Reilly is just as good in a supporting role in “Cedar Rapids,” a good-humored black comedy in the Premieres section directed by Miguel Arteta from Phil Johnston’s script about insurance agents gone wild. Another highlight of that section is “Win Win,” from Tom McCarthy (“Station Agent,” “The Visitor”). Made with a peerless feeling for off-center comic reality, it stars Paul Giamatti as a man who cuts a moral corner and sees what happens. Deliciously, humanly complicated from start to finish.
The U.S. documentary competition is always one of the festival’s strengths, and never more so than this year, with films including the entertaining “Troubadours,” Morgan Neville’s look at the emergence of singer-songwriters exemplified by Carole King and James Taylor; Andrew Rossi’s informative “Page One: A Year Inside The New York Times”; and Yoav Potash’s blood-boiling “Crime After Crime,” an L.A. story of how infuriatingly self-protective law enforcement agencies can be when it comes to admitting mistakes and correcting serious injustices.
Two of the ultimately most uplifting films in the section sound like the most depressing.
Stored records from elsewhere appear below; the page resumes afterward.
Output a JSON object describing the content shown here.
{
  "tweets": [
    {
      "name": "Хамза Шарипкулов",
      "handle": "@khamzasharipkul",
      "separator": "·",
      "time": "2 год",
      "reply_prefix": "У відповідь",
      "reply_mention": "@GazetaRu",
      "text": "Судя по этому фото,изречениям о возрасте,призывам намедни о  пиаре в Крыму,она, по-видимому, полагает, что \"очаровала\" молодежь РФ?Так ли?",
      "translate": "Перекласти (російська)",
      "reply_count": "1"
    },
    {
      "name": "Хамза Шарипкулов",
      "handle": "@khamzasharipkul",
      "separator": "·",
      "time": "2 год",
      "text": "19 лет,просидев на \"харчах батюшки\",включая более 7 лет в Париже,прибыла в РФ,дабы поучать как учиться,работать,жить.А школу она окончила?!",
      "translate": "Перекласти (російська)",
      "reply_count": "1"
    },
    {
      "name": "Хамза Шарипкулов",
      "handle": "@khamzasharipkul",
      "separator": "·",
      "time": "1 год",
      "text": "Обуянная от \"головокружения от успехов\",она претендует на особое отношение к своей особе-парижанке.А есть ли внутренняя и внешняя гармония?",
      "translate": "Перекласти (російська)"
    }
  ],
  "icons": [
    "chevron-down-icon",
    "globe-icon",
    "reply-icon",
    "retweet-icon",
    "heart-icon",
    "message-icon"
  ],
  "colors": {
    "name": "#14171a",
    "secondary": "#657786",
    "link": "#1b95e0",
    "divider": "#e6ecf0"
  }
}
David Weissman’s “We Were Here” is a clear-eyed, soulful look at the AIDS epidemic in San Francisco, with reflective survivors talking about how community members stepped up and weathered the storm individually and collectively.
Paul Richardson’s enormously moving “How to Die in Oregon” examines that state’s groundbreaking law allowing physician-assisted suicide. Focusing on a number of people considering that option, most especially a remarkable woman named Cody Curtis, the film unflinchingly illustrates what “death with dignity” really means.
Several competition documentaries focus on larger-than-life personalities and the worlds they create. Eric Strauss and Daniele Anastasion’s “The Redemption of General Butt Naked” brings us along on the unbelievable journey of a man who went from being one of the most savage killers in Liberia’s civil war to a minister seeking forgiveness and reconciliation.
Also on an exceptional life voyage is Buck Brannaman, the subject of Cindy Meehl’s “Buck.” The inspiration for the book “The Horse Whisperer,” Brannaman overcame a horrific childhood to do things with horses that beggar description.
Although Marshall Curry’s “If a Tree Falls: A Story of the Earth Liberation Front” chronicles the rise and fall of that controversial organization, it gains much of its considerable power because of its ability to illuminate the complexities behind the actions of activist Daniel McGowan. Yet another charismatic individual, tireless movie producer Roger Corman, is profiled with tremendous humor in Alex Stapleton’s “Corman’s World: Exploits of a Hollywood Rebel.”
In the world documentary section, some of the most interesting films made by overseas directors focus on American issues. David Sington’s “The Flaw” is a lively, iconoclastic look at the current crisis in capitalism; Goran Hugo Olsson’s “The Black Power Mixtape 1967-1975” makes fascinating use of footage of that movement shot by Swedish journalists; and Danfung Dennis’ “Hell and Back Again” has remarkable access to one seriously injured soldier in Afghanistan and on his return home to North Carolina.
Sundance’s foreign-language films often feature mature themes and characters that American independents do not. Among the most interesting this year are, from Israel, Yossi Madmony’s “Restoration,” and from Canada, Sebastien Pilote’s French-language “The Salesman.” On a different plane altogether is Japanese director Shunji Iwai’s spooky and unsettling “Vampire.” And Sundance would be a place to catch up with Danish director Susanne Bier’s exceptional “In a Better World,” sure to be among the five titles nominated for an Oscar for foreign-language film.